These are no doubt bittersweet times for guitarist Robin Finck.; Credit: Timothy Norris

These are no doubt bittersweet times for guitarist Robin Finck.; Credit: Timothy Norris

With a simple light show that managed to blind and awe and punctuate, the Reznor sent a huge message to a crowded, overheated and overjoyed crowd of 600: the massive arena shows and outdoor amphitheater gigs that Nine Inch Nails unleashed on the world through the 1990s and '00 were awesome, but a rock band is built for clubs, not sports arenas. You needed no further proof than another cover song that Reznor did during the encore, “Dead Souls” by Joy Division.

“Someone take these dreams away,” sang Reznor desperately, channeling Ian Curtis, “that point me to another day.” The band — longtime guitarist Robin Finck, solid session bassist and producer Justin Meldal-Johnsen, and drummer Ilan Rubin — chugged along menacingly while Reznor kept bemoaning those dreams. “They keep calling me,” he complained, and the crowd was right there with him. “They keep calling me,” he continued, over and over, until he slipped into a chant of “callllllllling meeeeee … callllllllling meeeeeee” like someone who was on his way down to an extended stay in a deep, dark dungeon. What he comes up when he's down there is anyone's guess. But there will be a lot of people up above eagerly awaiting his release.

Nine Inch Nails at the Echoplex, September 6, 2009

Setlist (tentative: please correct in comments and we'll update):

Somewhat Damaged

The Beginning of the End

The Collector


March of the Pigs

Something I Can Never Have

The Frail

The Wretched

Terrible Lie


Head Down


Gave Up

La Mer


Gone, Still

The Big Come Down

The Way Out is Through

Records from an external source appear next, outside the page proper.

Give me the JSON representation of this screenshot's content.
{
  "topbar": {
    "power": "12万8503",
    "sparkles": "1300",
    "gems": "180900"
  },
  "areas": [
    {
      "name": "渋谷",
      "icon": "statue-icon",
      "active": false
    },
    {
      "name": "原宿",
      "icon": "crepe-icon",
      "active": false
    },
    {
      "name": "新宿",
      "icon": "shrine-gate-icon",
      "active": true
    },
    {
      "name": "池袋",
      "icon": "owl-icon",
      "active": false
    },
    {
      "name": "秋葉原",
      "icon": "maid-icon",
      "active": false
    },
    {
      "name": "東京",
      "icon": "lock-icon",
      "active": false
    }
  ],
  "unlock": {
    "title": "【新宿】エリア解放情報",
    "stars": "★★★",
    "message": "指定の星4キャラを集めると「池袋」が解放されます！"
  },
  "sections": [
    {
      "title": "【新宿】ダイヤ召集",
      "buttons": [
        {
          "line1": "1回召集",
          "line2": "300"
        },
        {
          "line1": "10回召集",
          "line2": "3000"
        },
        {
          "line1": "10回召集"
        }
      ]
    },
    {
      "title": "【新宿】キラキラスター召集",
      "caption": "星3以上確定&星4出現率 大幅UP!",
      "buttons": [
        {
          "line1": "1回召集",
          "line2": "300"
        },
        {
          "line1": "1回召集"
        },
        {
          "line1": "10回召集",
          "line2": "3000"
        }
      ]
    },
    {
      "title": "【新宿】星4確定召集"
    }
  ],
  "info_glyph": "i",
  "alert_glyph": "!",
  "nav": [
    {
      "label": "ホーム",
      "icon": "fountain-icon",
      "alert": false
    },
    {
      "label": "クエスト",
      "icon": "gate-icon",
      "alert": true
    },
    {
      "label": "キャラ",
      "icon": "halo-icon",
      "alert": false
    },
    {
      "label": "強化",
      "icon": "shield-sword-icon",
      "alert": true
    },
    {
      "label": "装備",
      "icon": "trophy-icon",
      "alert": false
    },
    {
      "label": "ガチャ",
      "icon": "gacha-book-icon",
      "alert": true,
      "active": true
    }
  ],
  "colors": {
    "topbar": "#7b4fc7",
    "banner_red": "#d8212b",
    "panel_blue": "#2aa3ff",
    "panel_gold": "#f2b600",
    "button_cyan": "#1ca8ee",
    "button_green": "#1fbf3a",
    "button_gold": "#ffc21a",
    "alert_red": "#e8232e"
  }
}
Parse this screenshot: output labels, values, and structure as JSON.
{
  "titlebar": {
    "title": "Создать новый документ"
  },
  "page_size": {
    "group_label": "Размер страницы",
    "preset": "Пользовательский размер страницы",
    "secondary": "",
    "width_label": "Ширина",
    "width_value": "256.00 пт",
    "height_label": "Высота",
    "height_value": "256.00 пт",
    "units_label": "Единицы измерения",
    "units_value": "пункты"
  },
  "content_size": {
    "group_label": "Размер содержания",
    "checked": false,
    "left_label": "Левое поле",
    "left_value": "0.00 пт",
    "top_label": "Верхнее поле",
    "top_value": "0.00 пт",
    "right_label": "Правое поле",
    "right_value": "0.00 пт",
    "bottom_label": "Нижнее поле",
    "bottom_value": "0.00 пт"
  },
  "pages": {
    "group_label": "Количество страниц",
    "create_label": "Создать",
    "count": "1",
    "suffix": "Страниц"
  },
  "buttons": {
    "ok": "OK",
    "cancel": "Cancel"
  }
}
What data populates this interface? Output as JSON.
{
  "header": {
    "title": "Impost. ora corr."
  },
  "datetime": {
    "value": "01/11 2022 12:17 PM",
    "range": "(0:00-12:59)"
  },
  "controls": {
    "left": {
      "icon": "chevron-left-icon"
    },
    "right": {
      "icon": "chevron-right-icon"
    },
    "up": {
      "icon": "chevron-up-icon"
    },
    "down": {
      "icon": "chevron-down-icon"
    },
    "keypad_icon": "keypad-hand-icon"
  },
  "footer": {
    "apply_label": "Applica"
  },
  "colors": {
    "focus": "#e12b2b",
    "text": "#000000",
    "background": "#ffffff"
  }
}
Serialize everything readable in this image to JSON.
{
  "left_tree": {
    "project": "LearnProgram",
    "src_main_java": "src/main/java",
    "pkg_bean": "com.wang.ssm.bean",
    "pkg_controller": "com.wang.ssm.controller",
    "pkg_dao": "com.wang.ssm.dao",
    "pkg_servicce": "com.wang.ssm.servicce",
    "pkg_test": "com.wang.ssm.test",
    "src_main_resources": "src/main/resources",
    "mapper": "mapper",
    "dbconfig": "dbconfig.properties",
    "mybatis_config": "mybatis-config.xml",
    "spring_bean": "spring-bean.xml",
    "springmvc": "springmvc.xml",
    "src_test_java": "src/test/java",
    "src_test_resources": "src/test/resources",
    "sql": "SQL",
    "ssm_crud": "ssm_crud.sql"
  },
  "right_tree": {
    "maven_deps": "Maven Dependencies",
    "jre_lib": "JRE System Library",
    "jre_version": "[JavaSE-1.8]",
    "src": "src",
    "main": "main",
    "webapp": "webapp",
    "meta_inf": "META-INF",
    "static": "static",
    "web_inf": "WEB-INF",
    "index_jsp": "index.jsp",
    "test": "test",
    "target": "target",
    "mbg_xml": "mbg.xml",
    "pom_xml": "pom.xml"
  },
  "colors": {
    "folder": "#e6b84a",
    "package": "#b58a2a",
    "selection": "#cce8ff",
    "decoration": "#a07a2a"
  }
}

Down In it

Metal [featuring Gary Numan]

I Die: You Die [featuring Gary Numan]


The Hand That Feeds

Head Like a Hole

Dead Souls


LA Weekly